#### WORK INSTRUCTIONS
In the records below, how many lines hold the word "University"? Give only the number.

--- START ---

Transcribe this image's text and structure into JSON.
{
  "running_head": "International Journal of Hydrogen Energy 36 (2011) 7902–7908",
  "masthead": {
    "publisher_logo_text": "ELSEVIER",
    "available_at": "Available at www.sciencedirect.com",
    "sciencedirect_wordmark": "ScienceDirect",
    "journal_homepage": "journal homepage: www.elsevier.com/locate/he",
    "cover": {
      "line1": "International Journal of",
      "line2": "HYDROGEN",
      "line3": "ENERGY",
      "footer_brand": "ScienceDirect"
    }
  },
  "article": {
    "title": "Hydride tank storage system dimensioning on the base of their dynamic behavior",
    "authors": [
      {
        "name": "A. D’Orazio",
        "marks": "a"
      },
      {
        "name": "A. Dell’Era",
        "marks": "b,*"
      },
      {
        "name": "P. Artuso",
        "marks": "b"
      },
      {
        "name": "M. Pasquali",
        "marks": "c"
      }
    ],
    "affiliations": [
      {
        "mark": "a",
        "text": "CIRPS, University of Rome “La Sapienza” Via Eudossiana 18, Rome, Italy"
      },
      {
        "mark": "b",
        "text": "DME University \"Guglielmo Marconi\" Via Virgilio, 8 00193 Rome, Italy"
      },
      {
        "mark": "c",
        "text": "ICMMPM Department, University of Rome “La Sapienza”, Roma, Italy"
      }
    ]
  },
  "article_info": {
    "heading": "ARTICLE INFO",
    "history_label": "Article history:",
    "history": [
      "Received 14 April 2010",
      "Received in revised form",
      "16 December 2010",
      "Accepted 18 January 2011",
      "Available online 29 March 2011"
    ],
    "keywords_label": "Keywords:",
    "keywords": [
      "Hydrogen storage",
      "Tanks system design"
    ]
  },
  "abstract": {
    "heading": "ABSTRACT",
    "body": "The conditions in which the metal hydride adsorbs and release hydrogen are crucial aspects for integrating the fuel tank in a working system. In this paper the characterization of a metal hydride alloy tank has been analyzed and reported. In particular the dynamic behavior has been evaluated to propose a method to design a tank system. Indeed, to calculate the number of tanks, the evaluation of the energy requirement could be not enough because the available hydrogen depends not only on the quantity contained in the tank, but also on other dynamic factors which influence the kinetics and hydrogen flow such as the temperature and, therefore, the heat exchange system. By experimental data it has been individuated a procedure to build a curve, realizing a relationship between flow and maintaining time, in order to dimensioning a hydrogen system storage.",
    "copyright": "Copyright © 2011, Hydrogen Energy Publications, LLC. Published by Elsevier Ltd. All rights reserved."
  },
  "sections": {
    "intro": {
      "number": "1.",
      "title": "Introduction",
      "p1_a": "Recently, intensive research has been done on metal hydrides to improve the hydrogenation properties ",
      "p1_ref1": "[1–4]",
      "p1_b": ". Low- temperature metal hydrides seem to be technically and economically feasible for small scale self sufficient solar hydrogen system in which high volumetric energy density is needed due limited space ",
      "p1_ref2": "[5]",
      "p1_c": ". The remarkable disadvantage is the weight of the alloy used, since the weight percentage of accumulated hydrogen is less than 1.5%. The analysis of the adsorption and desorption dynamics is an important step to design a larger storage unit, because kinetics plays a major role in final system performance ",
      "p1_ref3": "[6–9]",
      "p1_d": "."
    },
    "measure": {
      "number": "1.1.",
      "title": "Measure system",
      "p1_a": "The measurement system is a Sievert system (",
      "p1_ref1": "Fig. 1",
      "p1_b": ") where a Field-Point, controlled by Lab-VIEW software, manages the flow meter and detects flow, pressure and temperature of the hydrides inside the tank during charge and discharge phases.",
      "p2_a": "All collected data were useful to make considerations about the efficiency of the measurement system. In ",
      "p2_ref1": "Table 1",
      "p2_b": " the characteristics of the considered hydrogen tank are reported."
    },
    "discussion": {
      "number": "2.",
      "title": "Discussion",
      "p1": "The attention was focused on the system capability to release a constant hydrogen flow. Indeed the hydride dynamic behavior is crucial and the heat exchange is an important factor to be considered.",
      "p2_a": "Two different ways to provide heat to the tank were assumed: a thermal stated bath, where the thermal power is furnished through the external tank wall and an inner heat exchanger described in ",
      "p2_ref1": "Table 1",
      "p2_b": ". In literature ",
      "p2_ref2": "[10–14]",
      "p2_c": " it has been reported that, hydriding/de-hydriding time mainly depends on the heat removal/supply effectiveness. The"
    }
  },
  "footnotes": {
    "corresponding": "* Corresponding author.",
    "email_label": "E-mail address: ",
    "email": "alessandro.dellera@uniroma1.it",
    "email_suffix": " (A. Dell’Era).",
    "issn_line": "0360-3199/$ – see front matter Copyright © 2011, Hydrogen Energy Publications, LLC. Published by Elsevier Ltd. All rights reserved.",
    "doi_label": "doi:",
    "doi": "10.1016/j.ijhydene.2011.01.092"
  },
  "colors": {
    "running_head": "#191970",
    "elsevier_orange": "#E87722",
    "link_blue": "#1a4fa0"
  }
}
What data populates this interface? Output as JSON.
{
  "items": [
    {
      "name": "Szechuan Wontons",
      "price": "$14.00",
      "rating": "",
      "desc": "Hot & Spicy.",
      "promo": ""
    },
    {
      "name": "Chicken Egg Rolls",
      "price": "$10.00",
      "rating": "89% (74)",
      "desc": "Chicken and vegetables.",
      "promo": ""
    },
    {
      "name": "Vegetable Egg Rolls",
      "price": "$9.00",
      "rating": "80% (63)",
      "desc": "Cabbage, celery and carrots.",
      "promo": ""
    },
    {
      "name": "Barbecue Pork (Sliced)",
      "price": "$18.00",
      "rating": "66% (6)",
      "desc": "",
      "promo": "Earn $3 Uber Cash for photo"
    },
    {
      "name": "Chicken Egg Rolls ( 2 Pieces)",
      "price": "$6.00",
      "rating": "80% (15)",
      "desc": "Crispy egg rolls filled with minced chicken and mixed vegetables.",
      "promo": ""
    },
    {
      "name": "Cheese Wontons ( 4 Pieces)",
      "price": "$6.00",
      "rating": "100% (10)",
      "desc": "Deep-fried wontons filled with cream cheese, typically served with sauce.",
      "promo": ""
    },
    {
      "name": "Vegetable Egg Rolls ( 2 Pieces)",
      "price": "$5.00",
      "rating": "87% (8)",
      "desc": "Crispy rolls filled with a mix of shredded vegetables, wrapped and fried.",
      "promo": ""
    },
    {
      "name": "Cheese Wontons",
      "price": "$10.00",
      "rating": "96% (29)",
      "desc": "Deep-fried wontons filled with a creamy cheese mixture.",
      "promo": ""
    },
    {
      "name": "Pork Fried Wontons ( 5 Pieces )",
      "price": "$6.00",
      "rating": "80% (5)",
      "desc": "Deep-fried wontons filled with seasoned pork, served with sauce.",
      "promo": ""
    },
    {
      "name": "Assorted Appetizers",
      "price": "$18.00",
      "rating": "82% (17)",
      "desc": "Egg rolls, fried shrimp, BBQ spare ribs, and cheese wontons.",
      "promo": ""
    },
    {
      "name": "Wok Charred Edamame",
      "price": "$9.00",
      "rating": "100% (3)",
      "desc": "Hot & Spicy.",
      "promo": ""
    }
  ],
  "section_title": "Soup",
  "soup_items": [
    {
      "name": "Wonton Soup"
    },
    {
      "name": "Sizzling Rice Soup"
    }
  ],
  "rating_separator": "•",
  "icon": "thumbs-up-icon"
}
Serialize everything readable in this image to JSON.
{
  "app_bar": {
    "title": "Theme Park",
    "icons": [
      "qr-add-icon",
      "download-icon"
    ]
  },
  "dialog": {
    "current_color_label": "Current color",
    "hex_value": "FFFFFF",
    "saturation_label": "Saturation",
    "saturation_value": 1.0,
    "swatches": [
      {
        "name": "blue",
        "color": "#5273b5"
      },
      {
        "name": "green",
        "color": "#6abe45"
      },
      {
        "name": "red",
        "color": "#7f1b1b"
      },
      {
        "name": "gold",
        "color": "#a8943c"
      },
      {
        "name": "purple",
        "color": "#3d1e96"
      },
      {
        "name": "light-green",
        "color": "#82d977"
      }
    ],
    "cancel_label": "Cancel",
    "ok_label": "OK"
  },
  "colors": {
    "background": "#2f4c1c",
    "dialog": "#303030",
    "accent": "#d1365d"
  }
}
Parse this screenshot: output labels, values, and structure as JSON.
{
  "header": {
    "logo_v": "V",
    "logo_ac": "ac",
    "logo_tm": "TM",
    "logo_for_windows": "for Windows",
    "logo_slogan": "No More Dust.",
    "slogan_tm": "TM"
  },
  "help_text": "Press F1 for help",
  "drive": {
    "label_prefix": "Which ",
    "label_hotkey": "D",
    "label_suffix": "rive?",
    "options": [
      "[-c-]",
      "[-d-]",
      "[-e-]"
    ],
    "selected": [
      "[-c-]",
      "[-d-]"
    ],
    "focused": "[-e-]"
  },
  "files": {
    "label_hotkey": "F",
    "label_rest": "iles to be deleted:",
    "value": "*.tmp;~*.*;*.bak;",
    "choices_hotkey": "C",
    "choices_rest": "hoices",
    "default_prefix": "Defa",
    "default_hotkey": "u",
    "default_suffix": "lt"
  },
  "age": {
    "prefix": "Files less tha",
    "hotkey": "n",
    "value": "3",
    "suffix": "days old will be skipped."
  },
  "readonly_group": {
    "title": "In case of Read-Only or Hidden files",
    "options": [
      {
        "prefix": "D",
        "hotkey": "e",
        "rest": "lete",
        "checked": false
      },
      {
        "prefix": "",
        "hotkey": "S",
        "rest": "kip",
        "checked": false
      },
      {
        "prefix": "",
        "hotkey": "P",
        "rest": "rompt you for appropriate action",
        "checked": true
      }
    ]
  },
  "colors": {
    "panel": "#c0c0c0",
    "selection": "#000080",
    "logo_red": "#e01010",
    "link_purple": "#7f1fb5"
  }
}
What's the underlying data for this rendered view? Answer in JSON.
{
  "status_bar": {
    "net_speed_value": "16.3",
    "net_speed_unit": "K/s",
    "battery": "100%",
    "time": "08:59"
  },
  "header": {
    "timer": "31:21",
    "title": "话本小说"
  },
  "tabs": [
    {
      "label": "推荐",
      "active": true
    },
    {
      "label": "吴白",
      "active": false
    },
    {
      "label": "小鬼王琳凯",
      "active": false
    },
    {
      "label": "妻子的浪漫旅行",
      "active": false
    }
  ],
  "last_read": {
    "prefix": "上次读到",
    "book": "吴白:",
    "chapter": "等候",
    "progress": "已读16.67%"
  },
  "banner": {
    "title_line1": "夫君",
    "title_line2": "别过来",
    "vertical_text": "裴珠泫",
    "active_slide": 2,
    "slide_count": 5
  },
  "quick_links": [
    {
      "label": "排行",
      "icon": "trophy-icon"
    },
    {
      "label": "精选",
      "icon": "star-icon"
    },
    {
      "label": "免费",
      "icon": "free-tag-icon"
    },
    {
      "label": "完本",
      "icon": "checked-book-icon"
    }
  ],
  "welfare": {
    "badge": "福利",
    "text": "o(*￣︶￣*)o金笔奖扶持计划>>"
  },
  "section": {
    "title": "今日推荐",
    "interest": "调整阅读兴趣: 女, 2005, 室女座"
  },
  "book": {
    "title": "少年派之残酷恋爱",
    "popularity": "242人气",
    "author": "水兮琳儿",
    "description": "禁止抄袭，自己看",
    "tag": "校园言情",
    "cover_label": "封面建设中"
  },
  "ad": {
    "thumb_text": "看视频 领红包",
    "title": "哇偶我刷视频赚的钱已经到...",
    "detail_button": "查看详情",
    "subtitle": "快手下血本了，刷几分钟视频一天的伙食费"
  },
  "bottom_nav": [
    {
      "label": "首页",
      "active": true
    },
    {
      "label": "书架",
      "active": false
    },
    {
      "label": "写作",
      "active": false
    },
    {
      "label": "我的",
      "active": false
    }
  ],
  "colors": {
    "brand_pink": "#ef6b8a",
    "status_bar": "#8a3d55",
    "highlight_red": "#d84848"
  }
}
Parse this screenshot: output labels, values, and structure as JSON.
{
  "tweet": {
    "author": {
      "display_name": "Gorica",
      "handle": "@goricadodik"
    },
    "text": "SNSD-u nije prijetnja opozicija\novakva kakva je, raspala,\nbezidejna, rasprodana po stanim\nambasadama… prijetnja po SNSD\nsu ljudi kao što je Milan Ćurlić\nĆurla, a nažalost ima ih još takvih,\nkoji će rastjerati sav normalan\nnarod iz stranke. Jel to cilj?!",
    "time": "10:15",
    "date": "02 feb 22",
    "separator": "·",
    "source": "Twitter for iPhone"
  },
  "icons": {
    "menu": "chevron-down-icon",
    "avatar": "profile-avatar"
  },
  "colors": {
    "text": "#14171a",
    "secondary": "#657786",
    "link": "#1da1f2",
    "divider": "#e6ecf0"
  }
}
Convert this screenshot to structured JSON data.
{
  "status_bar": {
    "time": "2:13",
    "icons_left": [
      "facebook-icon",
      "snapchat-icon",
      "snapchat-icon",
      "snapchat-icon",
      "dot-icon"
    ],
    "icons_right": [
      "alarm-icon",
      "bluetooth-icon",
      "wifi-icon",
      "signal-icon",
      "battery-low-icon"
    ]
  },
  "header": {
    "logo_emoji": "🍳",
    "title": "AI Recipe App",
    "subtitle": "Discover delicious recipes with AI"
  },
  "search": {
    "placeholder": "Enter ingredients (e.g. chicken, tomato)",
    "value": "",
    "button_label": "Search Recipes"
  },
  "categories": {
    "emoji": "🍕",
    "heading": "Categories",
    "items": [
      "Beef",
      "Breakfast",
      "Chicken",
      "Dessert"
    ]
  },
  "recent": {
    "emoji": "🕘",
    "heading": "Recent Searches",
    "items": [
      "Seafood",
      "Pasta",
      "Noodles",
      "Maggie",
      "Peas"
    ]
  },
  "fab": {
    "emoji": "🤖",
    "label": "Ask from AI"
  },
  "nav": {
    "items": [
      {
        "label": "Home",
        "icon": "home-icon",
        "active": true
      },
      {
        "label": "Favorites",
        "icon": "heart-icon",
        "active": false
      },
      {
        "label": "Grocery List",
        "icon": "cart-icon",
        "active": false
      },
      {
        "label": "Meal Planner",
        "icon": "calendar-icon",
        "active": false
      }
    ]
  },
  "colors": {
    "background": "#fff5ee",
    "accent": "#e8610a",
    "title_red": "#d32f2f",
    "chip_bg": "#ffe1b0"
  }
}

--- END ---

#### FINISHED EXERCISE
3